(Records shown)
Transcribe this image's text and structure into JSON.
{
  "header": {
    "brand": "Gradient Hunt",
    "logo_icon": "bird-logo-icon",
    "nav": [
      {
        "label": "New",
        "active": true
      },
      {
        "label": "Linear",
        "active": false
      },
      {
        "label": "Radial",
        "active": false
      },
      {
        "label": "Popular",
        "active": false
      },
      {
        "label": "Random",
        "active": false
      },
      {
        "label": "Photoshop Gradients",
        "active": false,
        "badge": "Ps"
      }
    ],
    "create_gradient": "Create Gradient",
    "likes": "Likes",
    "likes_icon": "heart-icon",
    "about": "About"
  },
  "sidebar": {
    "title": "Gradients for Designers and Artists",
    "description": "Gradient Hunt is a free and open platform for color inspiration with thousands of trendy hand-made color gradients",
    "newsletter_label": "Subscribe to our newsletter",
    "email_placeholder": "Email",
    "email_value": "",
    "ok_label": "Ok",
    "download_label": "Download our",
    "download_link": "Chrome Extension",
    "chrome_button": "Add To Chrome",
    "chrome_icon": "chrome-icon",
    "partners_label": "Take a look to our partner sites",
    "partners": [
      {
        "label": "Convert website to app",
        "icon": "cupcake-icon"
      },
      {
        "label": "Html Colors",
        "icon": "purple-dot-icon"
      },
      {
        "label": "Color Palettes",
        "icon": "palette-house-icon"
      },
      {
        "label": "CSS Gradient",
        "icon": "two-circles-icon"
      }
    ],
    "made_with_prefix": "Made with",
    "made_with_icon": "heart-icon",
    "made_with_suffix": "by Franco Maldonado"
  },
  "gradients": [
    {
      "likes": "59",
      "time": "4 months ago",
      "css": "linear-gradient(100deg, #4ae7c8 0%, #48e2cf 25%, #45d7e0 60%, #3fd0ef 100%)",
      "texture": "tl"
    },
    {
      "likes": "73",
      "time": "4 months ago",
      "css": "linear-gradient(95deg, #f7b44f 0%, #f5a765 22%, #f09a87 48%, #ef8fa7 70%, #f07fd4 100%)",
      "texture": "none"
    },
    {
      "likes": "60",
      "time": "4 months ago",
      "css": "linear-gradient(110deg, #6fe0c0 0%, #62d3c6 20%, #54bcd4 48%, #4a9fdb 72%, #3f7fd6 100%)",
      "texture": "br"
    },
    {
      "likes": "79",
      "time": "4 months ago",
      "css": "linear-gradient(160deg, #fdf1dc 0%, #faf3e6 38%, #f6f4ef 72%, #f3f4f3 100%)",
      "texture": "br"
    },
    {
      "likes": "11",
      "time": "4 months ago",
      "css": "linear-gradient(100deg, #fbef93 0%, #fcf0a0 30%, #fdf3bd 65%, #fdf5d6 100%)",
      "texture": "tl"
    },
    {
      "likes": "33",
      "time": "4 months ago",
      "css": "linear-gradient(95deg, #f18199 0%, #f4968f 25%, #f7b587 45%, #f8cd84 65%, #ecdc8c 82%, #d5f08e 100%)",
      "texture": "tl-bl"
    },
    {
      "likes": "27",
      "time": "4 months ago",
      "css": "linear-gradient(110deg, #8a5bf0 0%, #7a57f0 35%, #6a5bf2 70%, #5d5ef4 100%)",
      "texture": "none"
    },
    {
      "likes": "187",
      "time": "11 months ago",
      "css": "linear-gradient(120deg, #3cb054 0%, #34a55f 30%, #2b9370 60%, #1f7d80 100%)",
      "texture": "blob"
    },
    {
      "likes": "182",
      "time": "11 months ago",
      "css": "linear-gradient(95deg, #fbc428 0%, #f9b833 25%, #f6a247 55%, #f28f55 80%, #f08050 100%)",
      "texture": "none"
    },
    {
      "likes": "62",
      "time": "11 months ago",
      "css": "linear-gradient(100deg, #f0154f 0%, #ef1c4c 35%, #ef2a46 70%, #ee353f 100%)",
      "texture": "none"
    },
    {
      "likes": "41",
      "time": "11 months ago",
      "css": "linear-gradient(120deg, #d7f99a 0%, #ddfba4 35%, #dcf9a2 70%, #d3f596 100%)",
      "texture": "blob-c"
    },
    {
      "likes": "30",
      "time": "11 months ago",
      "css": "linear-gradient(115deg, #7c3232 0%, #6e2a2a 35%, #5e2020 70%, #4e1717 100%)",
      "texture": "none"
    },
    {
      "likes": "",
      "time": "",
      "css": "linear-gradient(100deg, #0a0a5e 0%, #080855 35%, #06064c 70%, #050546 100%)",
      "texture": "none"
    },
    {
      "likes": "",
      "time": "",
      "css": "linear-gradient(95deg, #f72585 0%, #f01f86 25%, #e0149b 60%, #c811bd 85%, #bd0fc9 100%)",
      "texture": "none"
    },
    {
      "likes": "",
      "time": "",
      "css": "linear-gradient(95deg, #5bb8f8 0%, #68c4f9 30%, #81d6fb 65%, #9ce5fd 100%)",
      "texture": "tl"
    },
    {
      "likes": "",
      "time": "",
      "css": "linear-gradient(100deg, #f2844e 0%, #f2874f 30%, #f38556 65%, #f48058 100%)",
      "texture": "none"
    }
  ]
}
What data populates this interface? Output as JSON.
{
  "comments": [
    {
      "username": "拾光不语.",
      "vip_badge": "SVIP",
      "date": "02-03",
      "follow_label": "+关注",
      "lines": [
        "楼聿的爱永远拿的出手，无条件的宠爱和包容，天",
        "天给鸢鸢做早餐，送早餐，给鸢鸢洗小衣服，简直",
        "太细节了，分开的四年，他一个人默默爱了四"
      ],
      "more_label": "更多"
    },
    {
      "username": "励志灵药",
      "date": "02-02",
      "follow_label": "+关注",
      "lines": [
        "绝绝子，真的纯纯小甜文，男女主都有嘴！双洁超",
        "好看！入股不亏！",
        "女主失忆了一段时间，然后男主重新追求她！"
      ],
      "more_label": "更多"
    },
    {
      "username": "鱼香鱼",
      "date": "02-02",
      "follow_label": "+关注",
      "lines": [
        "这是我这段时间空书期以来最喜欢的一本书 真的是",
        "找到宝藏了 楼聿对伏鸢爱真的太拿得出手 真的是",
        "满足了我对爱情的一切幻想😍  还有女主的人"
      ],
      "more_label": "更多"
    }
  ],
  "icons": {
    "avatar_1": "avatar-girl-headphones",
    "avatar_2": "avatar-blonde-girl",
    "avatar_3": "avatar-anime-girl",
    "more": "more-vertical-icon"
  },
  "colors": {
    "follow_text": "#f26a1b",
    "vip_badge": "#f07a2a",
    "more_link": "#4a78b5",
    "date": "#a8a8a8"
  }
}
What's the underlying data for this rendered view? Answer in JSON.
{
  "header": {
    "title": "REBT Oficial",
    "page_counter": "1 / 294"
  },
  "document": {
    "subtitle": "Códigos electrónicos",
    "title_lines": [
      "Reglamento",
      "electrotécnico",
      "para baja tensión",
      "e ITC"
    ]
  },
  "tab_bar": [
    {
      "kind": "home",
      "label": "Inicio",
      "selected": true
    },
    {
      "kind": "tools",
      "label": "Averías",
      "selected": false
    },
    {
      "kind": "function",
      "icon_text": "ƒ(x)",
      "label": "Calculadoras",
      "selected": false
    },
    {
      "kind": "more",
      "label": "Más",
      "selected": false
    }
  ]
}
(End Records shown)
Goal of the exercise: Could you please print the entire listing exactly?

Answer space:
Transcribe this image's text and structure into JSON.
{
  "header": {
    "brand": "Gradient Hunt",
    "logo_icon": "bird-logo-icon",
    "nav": [
      {
        "label": "New",
        "active": true
      },
      {
        "label": "Linear",
        "active": false
      },
      {
        "label": "Radial",
        "active": false
      },
      {
        "label": "Popular",
        "active": false
      },
      {
        "label": "Random",
        "active": false
      },
      {
        "label": "Photoshop Gradients",
        "active": false,
        "badge": "Ps"
      }
    ],
    "create_gradient": "Create Gradient",
    "likes": "Likes",
    "likes_icon": "heart-icon",
    "about": "About"
  },
  "sidebar": {
    "title": "Gradients for Designers and Artists",
    "description": "Gradient Hunt is a free and open platform for color inspiration with thousands of trendy hand-made color gradients",
    "newsletter_label": "Subscribe to our newsletter",
    "email_placeholder": "Email",
    "email_value": "",
    "ok_label": "Ok",
    "download_label": "Download our",
    "download_link": "Chrome Extension",
    "chrome_button": "Add To Chrome",
    "chrome_icon": "chrome-icon",
    "partners_label": "Take a look to our partner sites",
    "partners": [
      {
        "label": "Convert website to app",
        "icon": "cupcake-icon"
      },
      {
        "label": "Html Colors",
        "icon": "purple-dot-icon"
      },
      {
        "label": "Color Palettes",
        "icon": "palette-house-icon"
      },
      {
        "label": "CSS Gradient",
        "icon": "two-circles-icon"
      }
    ],
    "made_with_prefix": "Made with",
    "made_with_icon": "heart-icon",
    "made_with_suffix": "by Franco Maldonado"
  },
  "gradients": [
    {
      "likes": "59",
      "time": "4 months ago",
      "css": "linear-gradient(100deg, #4ae7c8 0%, #48e2cf 25%, #45d7e0 60%, #3fd0ef 100%)",
      "texture": "tl"
    },
    {
      "likes": "73",
      "time": "4 months ago",
      "css": "linear-gradient(95deg, #f7b44f 0%, #f5a765 22%, #f09a87 48%, #ef8fa7 70%, #f07fd4 100%)",
      "texture": "none"
    },
    {
      "likes": "60",
      "time": "4 months ago",
      "css": "linear-gradient(110deg, #6fe0c0 0%, #62d3c6 20%, #54bcd4 48%, #4a9fdb 72%, #3f7fd6 100%)",
      "texture": "br"
    },
    {
      "likes": "79",
      "time": "4 months ago",
      "css": "linear-gradient(160deg, #fdf1dc 0%, #faf3e6 38%, #f6f4ef 72%, #f3f4f3 100%)",
      "texture": "br"
    },
    {
      "likes": "11",
      "time": "4 months ago",
      "css": "linear-gradient(100deg, #fbef93 0%, #fcf0a0 30%, #fdf3bd 65%, #fdf5d6 100%)",
      "texture": "tl"
    },
    {
      "likes": "33",
      "time": "4 months ago",
      "css": "linear-gradient(95deg, #f18199 0%, #f4968f 25%, #f7b587 45%, #f8cd84 65%, #ecdc8c 82%, #d5f08e 100%)",
      "texture": "tl-bl"
    },
    {
      "likes": "27",
      "time": "4 months ago",
      "css": "linear-gradient(110deg, #8a5bf0 0%, #7a57f0 35%, #6a5bf2 70%, #5d5ef4 100%)",
      "texture": "none"
    },
    {
      "likes": "187",
      "time": "11 months ago",
      "css": "linear-gradient(120deg, #3cb054 0%, #34a55f 30%, #2b9370 60%, #1f7d80 100%)",
      "texture": "blob"
    },
    {
      "likes": "182",
      "time": "11 months ago",
      "css": "linear-gradient(95deg, #fbc428 0%, #f9b833 25%, #f6a247 55%, #f28f55 80%, #f08050 100%)",
      "texture": "none"
    },
    {
      "likes": "62",
      "time": "11 months ago",
      "css": "linear-gradient(100deg, #f0154f 0%, #ef1c4c 35%, #ef2a46 70%, #ee353f 100%)",
      "texture": "none"
    },
    {
      "likes": "41",
      "time": "11 months ago",
      "css": "linear-gradient(120deg, #d7f99a 0%, #ddfba4 35%, #dcf9a2 70%, #d3f596 100%)",
      "texture": "blob-c"
    },
    {
      "likes": "30",
      "time": "11 months ago",
      "css": "linear-gradient(115deg, #7c3232 0%, #6e2a2a 35%, #5e2020 70%, #4e1717 100%)",
      "texture": "none"
    },
    {
      "likes": "",
      "time": "",
      "css": "linear-gradient(100deg, #0a0a5e 0%, #080855 35%, #06064c 70%, #050546 100%)",
      "texture": "none"
    },
    {
      "likes": "",
      "time": "",
      "css": "linear-gradient(95deg, #f72585 0%, #f01f86 25%, #e0149b 60%, #c811bd 85%, #bd0fc9 100%)",
      "texture": "none"
    },
    {
      "likes": "",
      "time": "",
      "css": "linear-gradient(95deg, #5bb8f8 0%, #68c4f9 30%, #81d6fb 65%, #9ce5fd 100%)",
      "texture": "tl"
    },
    {
      "likes": "",
      "time": "",
      "css": "linear-gradient(100deg, #f2844e 0%, #f2874f 30%, #f38556 65%, #f48058 100%)",
      "texture": "none"
    }
  ]
}
What data populates this interface? Output as JSON.
{
  "comments": [
    {
      "username": "拾光不语.",
      "vip_badge": "SVIP",
      "date": "02-03",
      "follow_label": "+关注",
      "lines": [
        "楼聿的爱永远拿的出手，无条件的宠爱和包容，天",
        "天给鸢鸢做早餐，送早餐，给鸢鸢洗小衣服，简直",
        "太细节了，分开的四年，他一个人默默爱了四"
      ],
      "more_label": "更多"
    },
    {
      "username": "励志灵药",
      "date": "02-02",
      "follow_label": "+关注",
      "lines": [
        "绝绝子，真的纯纯小甜文，男女主都有嘴！双洁超",
        "好看！入股不亏！",
        "女主失忆了一段时间，然后男主重新追求她！"
      ],
      "more_label": "更多"
    },
    {
      "username": "鱼香鱼",
      "date": "02-02",
      "follow_label": "+关注",
      "lines": [
        "这是我这段时间空书期以来最喜欢的一本书 真的是",
        "找到宝藏了 楼聿对伏鸢爱真的太拿得出手 真的是",
        "满足了我对爱情的一切幻想😍  还有女主的人"
      ],
      "more_label": "更多"
    }
  ],
  "icons": {
    "avatar_1": "avatar-girl-headphones",
    "avatar_2": "avatar-blonde-girl",
    "avatar_3": "avatar-anime-girl",
    "more": "more-vertical-icon"
  },
  "colors": {
    "follow_text": "#f26a1b",
    "vip_badge": "#f07a2a",
    "more_link": "#4a78b5",
    "date": "#a8a8a8"
  }
}
What's the underlying data for this rendered view? Answer in JSON.
{
  "header": {
    "title": "REBT Oficial",
    "page_counter": "1 / 294"
  },
  "document": {
    "subtitle": "Códigos electrónicos",
    "title_lines": [
      "Reglamento",
      "electrotécnico",
      "para baja tensión",
      "e ITC"
    ]
  },
  "tab_bar": [
    {
      "kind": "home",
      "label": "Inicio",
      "selected": true
    },
    {
      "kind": "tools",
      "label": "Averías",
      "selected": false
    },
    {
      "kind": "function",
      "icon_text": "ƒ(x)",
      "label": "Calculadoras",
      "selected": false
    },
    {
      "kind": "more",
      "label": "Más",
      "selected": false
    }
  ]
}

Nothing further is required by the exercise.